Andrew Geltman


The overuse of antibiotics has created a potential public health menace—the growth of microbial infections resistant to them. Antibiotic resistance stems from many causes that include the use of antibiotics in animal feed, medical practitioners’ over-prescription, the general public’s misuse of the drugs, and the failure to develop new antibiotics. This has led to the development of so called “super bugs” that are often immune to first line antibiotic therapies, such as penicillin, and to more powerful, broad-spectrum treatments.

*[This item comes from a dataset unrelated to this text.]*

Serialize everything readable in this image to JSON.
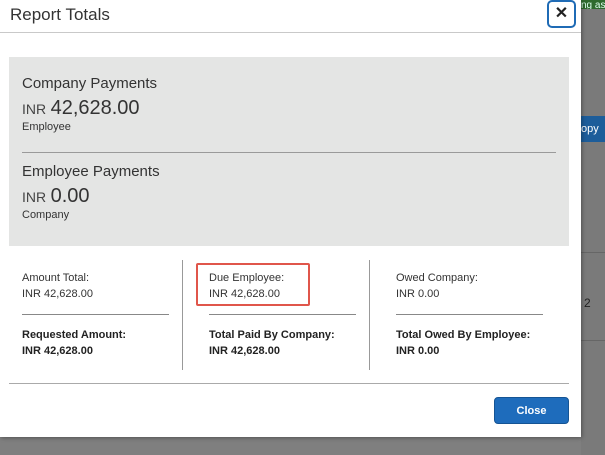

The CDC considers the primary source of antibiotic resistant infections in humans to come from our overuse of antibiotics and the failure to develop new antibiotics. In the words of the director of the CDC, “[t]he most resistant organisms in hospitals are emerging in those settings because of poor anti-microbial stewardship among humans.” Thus, this Article focuses on legal strategies both to control the use of antibiotics, and to develop antibiotic drug therapies to halt the spread of antibiotic resistant infections from person to person.